Where a picture appears, skip it; print everything else in the records exactly as it stands.

**** MATERIAL FOR THE TASK

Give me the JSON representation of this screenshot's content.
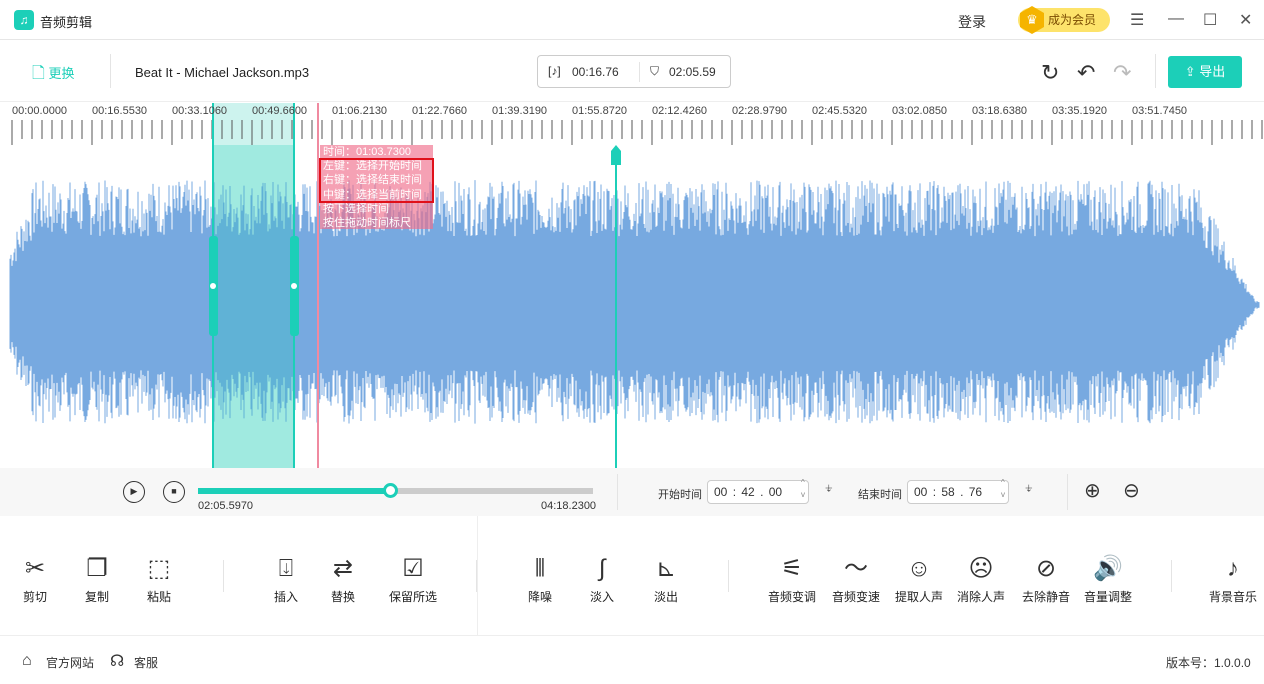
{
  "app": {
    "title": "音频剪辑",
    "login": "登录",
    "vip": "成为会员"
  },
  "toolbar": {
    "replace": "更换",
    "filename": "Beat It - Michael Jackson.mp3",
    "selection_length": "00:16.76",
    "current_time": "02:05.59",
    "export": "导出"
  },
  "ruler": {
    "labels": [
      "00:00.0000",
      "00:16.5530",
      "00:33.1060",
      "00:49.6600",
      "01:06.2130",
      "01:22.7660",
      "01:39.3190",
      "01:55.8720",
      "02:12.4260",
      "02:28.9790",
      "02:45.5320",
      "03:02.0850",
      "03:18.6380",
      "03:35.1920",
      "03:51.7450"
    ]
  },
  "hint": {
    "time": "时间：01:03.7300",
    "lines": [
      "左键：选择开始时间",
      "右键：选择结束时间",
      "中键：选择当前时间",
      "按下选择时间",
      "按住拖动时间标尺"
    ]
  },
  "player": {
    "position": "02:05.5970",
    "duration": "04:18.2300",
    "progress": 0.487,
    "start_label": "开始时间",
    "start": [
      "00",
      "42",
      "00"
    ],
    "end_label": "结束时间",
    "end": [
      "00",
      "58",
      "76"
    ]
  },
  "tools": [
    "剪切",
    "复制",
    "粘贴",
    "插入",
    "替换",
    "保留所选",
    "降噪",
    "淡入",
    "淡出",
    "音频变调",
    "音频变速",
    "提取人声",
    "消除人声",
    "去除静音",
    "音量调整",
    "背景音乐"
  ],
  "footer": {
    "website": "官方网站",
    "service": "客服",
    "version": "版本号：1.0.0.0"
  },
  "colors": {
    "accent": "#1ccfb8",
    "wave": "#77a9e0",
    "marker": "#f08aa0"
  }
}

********

▶ RESPONSE AREA
Give me the JSON representation of this screenshot's content.
{
  "app": {
    "title": "音频剪辑",
    "login": "登录",
    "vip": "成为会员"
  },
  "toolbar": {
    "replace": "更换",
    "filename": "Beat It - Michael Jackson.mp3",
    "selection_length": "00:16.76",
    "current_time": "02:05.59",
    "export": "导出"
  },
  "ruler": {
    "labels": [
      "00:00.0000",
      "00:16.5530",
      "00:33.1060",
      "00:49.6600",
      "01:06.2130",
      "01:22.7660",
      "01:39.3190",
      "01:55.8720",
      "02:12.4260",
      "02:28.9790",
      "02:45.5320",
      "03:02.0850",
      "03:18.6380",
      "03:35.1920",
      "03:51.7450"
    ]
  },
  "hint": {
    "time": "时间：01:03.7300",
    "lines": [
      "左键：选择开始时间",
      "右键：选择结束时间",
      "中键：选择当前时间",
      "按下选择时间",
      "按住拖动时间标尺"
    ]
  },
  "player": {
    "position": "02:05.5970",
    "duration": "04:18.2300",
    "progress": 0.487,
    "start_label": "开始时间",
    "start": [
      "00",
      "42",
      "00"
    ],
    "end_label": "结束时间",
    "end": [
      "00",
      "58",
      "76"
    ]
  },
  "tools": [
    "剪切",
    "复制",
    "粘贴",
    "插入",
    "替换",
    "保留所选",
    "降噪",
    "淡入",
    "淡出",
    "音频变调",
    "音频变速",
    "提取人声",
    "消除人声",
    "去除静音",
    "音量调整",
    "背景音乐"
  ],
  "footer": {
    "website": "官方网站",
    "service": "客服",
    "version": "版本号：1.0.0.0"
  },
  "colors": {
    "accent": "#1ccfb8",
    "wave": "#77a9e0",
    "marker": "#f08aa0"
  }
}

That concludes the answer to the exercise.